Take the green viscose silk knit twist racer-back trapeze dress, which could be wrapped and fitted in a number of ways using an oversized jeweled safety pin.
“It’s friendly to a lot of different body shapes,” said McCollough. “A lot of the dresses in particular are quite versatile — you can belt them in front and make them baggy and loose in back, or wear them open and tenty. We did all these button sleeves across the dresses that you can fasten all the way down or button off and on to create this kind of ruffle. We love clothes you can wear a lot of different ways.”
“It’s nice to have a playfulness with clothes,” Hernandez added.
A sleeveless black pleated jersey halter dress with crocheted midriff and bubble hem could go with leggings for day and heels at night, while a white crepe dress with adaptable, buttoned long sleeves had the added surprise of a leopard print lining revealing itself as the body moved.
A black napa glove leather pintucked dress seemed as light as a parachute, as did a floor length ecru sequined dress with the ease of a T-shirt, cinched with a belt in front and falling in a dramatic cape back.

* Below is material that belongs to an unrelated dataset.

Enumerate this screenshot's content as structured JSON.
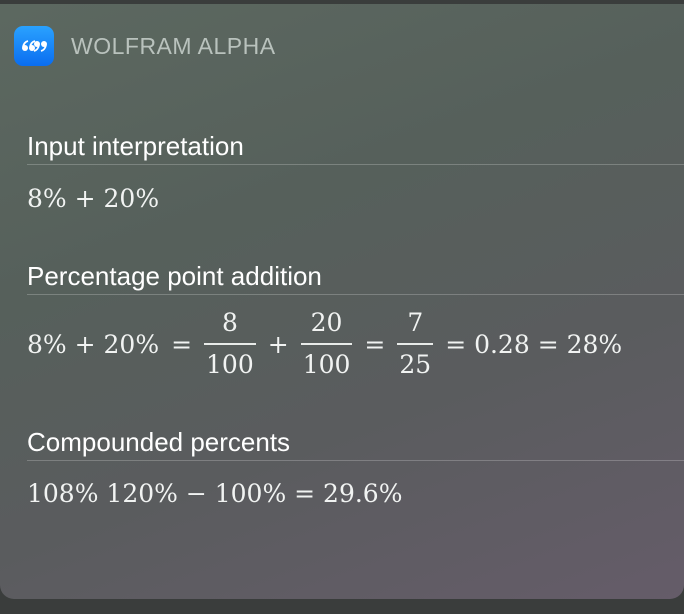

“Last season, we were inspired by travel…and the freedom to be able to finally explore the world. This is taking notes of that season but bringing her back to the city.…It’s more urban and fanciful and fun,” said Hernandez.
Their customer may be back to the real world after her first post-lockdown vacation, but she’s not about to sacrifice comfort.
For instance, the designers have been refining their long, lean, side-buttoned tailored jacket with slim sleeves and rounded shoulders, a silhouette that first appeared on Ella Emhoff for fall 2021. For pre-fall, it’s less suity and more stretchy, in powder blue stretch crepe or abstract zebra stretch jacquard, with extra-long leggings unzipped at the ankles and spilling over square-toe loafers.
“It’s this great bias-stretch woven fabric that’s really stretchy on length grain and cross grain. We’ve been taking out the shoulder pads and linings, so it’s got the sharpness of a suit but the ease and stretch of a piece of knitwear. It feels modern,” said Hernandez.
The car coat was another key piece, rendered beautifully in lipstick red hair calf and worn over black wide-legged cropped stretch crepe trousers with feather trim pushing the return of the extreme flare. The designers’ new Braid bag, which comes in molded Neoprene with a soft, puffy braided strap, also had a sporty sophistication.
“We wanted to bring the attitude of athletic clothes to urban tailoring,” said Hernandez.
The designers have worked at opening up their brand to more women by launching the lower-priced White Label, incorporating more forgiving fabrics and expanding accessories offerings. This collection is another step in that direction.
Worth noting that while they have had multiseason success partnering with Birkenstock, they’ve never done a true athletic wear collaboration. Maybe it’s time.